Items from a data source:
╔══

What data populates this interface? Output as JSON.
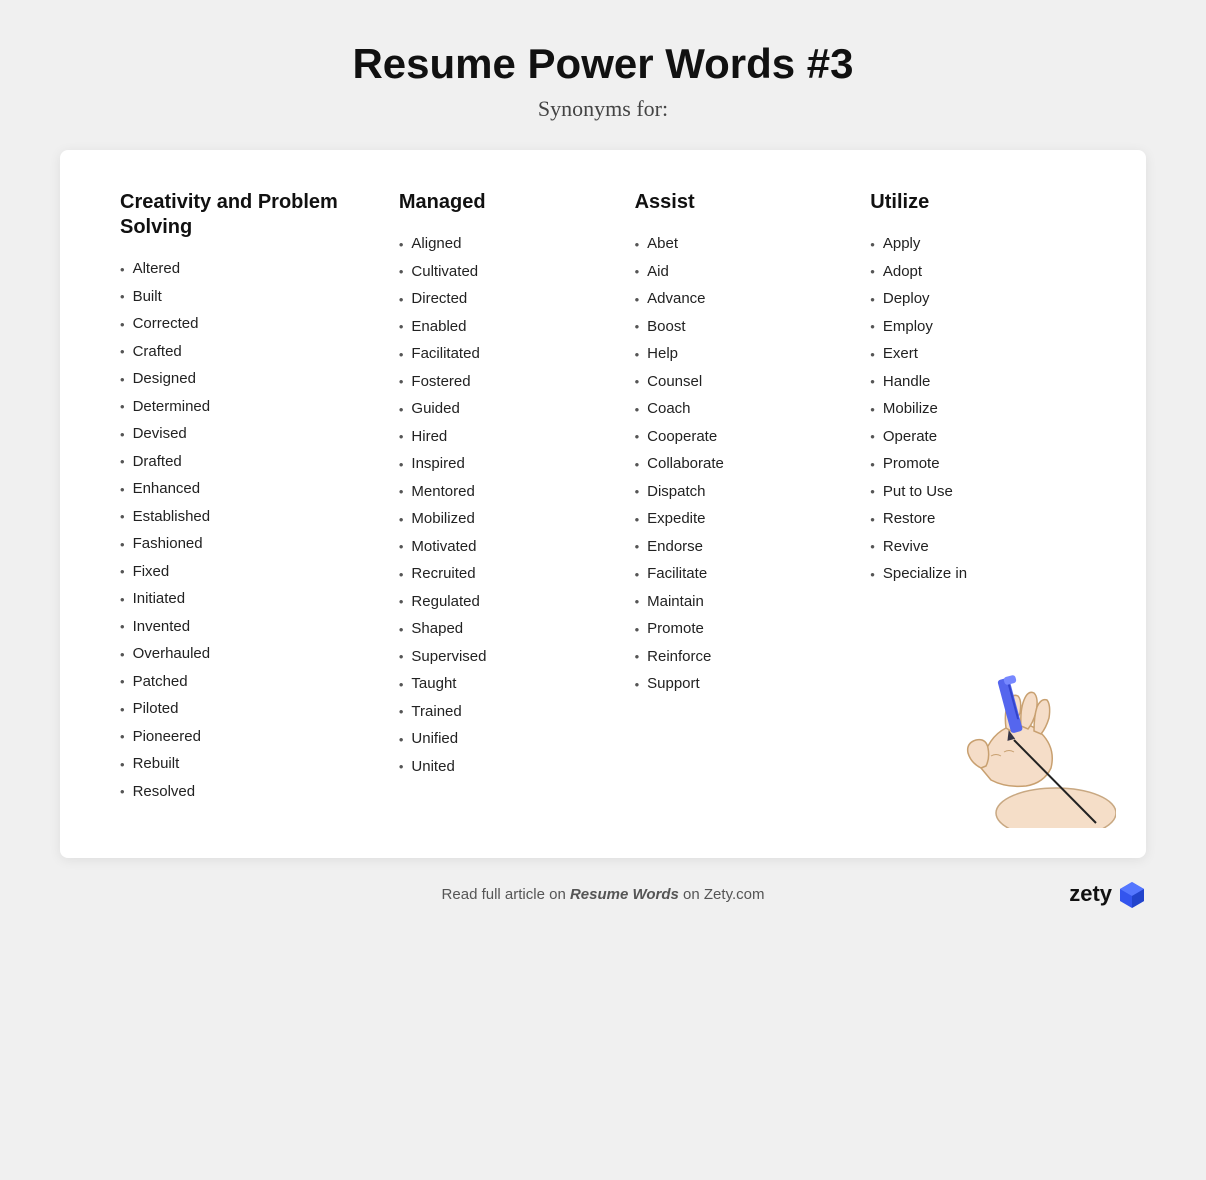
{
  "header": {
    "title": "Resume Power Words #3",
    "subtitle": "Synonyms for:"
  },
  "columns": [
    {
      "header": "Creativity and Problem Solving",
      "items": [
        "Altered",
        "Built",
        "Corrected",
        "Crafted",
        "Designed",
        "Determined",
        "Devised",
        "Drafted",
        "Enhanced",
        "Established",
        "Fashioned",
        "Fixed",
        "Initiated",
        "Invented",
        "Overhauled",
        "Patched",
        "Piloted",
        "Pioneered",
        "Rebuilt",
        "Resolved"
      ]
    },
    {
      "header": "Managed",
      "items": [
        "Aligned",
        "Cultivated",
        "Directed",
        "Enabled",
        "Facilitated",
        "Fostered",
        "Guided",
        "Hired",
        "Inspired",
        "Mentored",
        "Mobilized",
        "Motivated",
        "Recruited",
        "Regulated",
        "Shaped",
        "Supervised",
        "Taught",
        "Trained",
        "Unified",
        "United"
      ]
    },
    {
      "header": "Assist",
      "items": [
        "Abet",
        "Aid",
        "Advance",
        "Boost",
        "Help",
        "Counsel",
        "Coach",
        "Cooperate",
        "Collaborate",
        "Dispatch",
        "Expedite",
        "Endorse",
        "Facilitate",
        "Maintain",
        "Promote",
        "Reinforce",
        "Support"
      ]
    },
    {
      "header": "Utilize",
      "items": [
        "Apply",
        "Adopt",
        "Deploy",
        "Employ",
        "Exert",
        "Handle",
        "Mobilize",
        "Operate",
        "Promote",
        "Put to Use",
        "Restore",
        "Revive",
        "Specialize in"
      ]
    }
  ],
  "footer": {
    "text": "Read full article on ",
    "link_text": "Resume Words",
    "text_after": " on Zety.com"
  },
  "brand": {
    "name": "zety",
    "accent_color": "#3355dd"
  }
}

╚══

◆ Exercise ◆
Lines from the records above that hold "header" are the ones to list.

◆ Task response ◆
  "header": {
      "header": "Creativity and Problem Solving",
      "header": "Managed",
      "header": "Assist",
      "header": "Utilize",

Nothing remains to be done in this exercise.